Risky Business 2
Risk is life. Every living organism has to take risks. That mound of grass out there sure looks appetizing, but what if there’s a tiger crouching on the other side? If I stop grazing because I am afraid tigers will get me, I will starve to death in a few days, but if I am killed by a tiger, I am dead in the next ten minutes.
Life is always a roll of the dice.
But systems of risk are relatively new. Imagine if the deer and the tigers came to an agreement: we will select two or three of our clan every day for you to eat and in return, you promise not to spring at us from every corner.
This way, the tiger gets her supper while the deer get to plan their lives until the moment they are the meal. Not the ideal situation for the deer, for they would prefer not to be eaten at all, but it’s more predictable and less stressful until the day flesh meets claw. And it’s a great deal for the tigers, who don’t have to hunt any more. It’s an unequal system but one that offers some advantages to both parties.
The modern world is full of such risk mitigation agreements, institutions, technologies etc.
But the story of risk doesn’t end there, for risk never goes away. Efforts to reduce risk at one level may bring it back in catastrophic form at another level. Now that deer can plan their lives, they start having more kids. Everyone’s happy for a bit. The deer are happier because they can have a carefree time with their children until they’re dinner and the tigers are happier because there are more deer to eat. They too start having more children.
The more tigers there are, the more deer they eat. Of course the deer resent the tigers’ easy life backed by deer bodies. Why should we keep sending ourselves for slaughter when the tigers give us nothing in return? Why participate in this one sided market?
The deer go on strike. No more fresh meat deliveries they say. The tigers aren’t happy but being the generous killers they are, the cat council gives the deer a week to come to their senses. But the victims love their newly found freedoms. The deer authority adopts “we are winners, not your dinners!” as its official slogan.
The tigers aren’t going to stand for such an insult! They attack the deer en masse one evening. Unfortunately, the tigers have forgotten their hunting skills. The deer avoid their predators with ease. Not just that first time, but every subsequent occasion as well.
End result: The tigers starve to death.
With nothing left to check deer population growth, the deer eat all the grass in forest. With nothing left to graze, they too starve to death.
A roving band of hyenas notices the profusion of deer and muscles into the tiger’s territory. The deer aren’t as quick on their feet as they used to be. The hyena gorge themselves on deer meat for a month before moving on. The deer population never recovers. With no meat left to eat, the tigers….starve to death, of course.

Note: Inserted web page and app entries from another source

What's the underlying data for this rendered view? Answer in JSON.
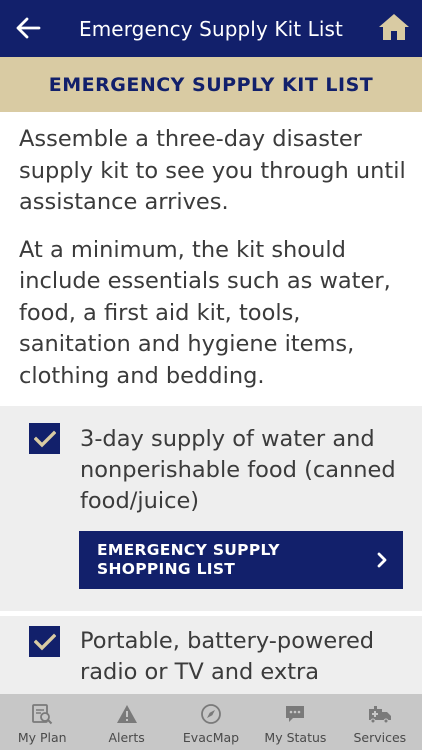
{
  "appbar": {
    "title": "Emergency Supply Kit List",
    "back_icon": "arrow-left-icon",
    "home_icon": "home-icon"
  },
  "banner": {
    "title": "EMERGENCY SUPPLY KIT LIST"
  },
  "intro": {
    "paragraphs": [
      "Assemble a three-day disaster supply kit to see you through until assistance arrives.",
      "At a minimum, the kit should include essentials such as water, food, a first aid kit, tools, sanitation and hygiene items, clothing and bedding."
    ]
  },
  "checklist": {
    "items": [
      {
        "text": "3-day supply of water and nonperishable food (canned food/juice)",
        "checked": true,
        "button_label": "EMERGENCY SUPPLY SHOPPING LIST"
      },
      {
        "text": "Portable, battery-powered radio or TV and extra",
        "checked": true
      }
    ]
  },
  "bottom_nav": {
    "items": [
      {
        "label": "My Plan",
        "icon": "plan-search-icon"
      },
      {
        "label": "Alerts",
        "icon": "alert-icon"
      },
      {
        "label": "EvacMap",
        "icon": "compass-icon"
      },
      {
        "label": "My Status",
        "icon": "chat-status-icon"
      },
      {
        "label": "Services",
        "icon": "ambulance-icon"
      }
    ]
  },
  "colors": {
    "primary_navy": "#12206b",
    "banner_tan": "#d9cba3",
    "item_background": "#eeeeee",
    "nav_background": "#c7c7c7",
    "home_icon_gold": "#d9cba3"
  }
}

Moral of the story: those who can ride out a storm might find themselves blown away by a hurricane.
A risk management system can make our lives easier by smoothing out small bumps, but leave us defenseless against large variations. Which would be fine as long as the large variations are exceedingly rare, but what if the risk management system increases the probability of large variations? Like how the plentiful deer attract hyenas, or how globalized commerce and travel increases the probability of pandemics.
That would be an unintended consequence wouldn’t it?

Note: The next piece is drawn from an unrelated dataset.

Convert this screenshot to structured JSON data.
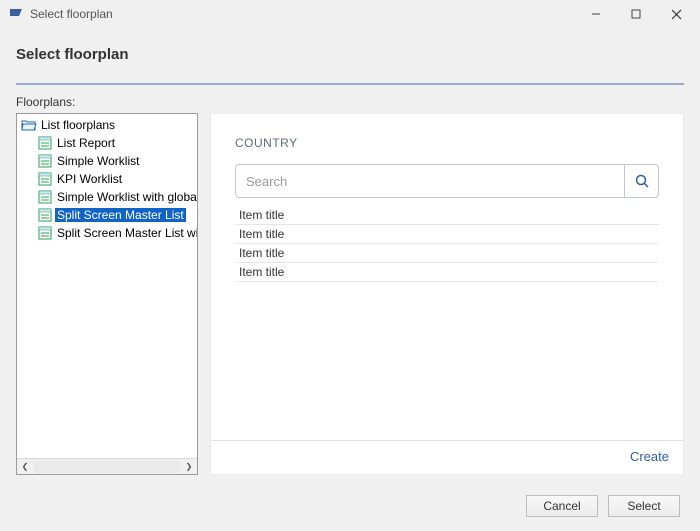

There’s a vast literature on risk, from fields as disparate as philosophy and chemistry. No doubt we need to consult those texts, but we might also want to glance at risky literature, i.e., not literature about risk (often written by scholars who have never risked a thing in their lives) but literature that’s a form of risk taking in itself.
The most famous collection of risky literature is the 1001 nights, with the storyteller facing the knife every sunset, but there’s also the Pancatantra and its Arabic translation - the tales of Kalilah and Dimnah. I just learned the writer/translator of Kalilah and Dimnah - Ibn al-Muqaffaʿ - was employed by the first Abbasid Caliph’s uncle and executed by the second Abbasid Caliph for writing lines that criticized him.
He who lives by the pen dies by the sword. The martyr of Basra is one of the patron saints of risk, but he was writing before the stock market and the insurance policy. Premodern literature was typically a hero’s journey, a story about an extraordinary individual. Only they had the capacity for risk taking. The modern system isn’t just about the commodification of labor and material goods. It’s also about the commodification of risk - the stock market and health insurance has made risk takers of us all.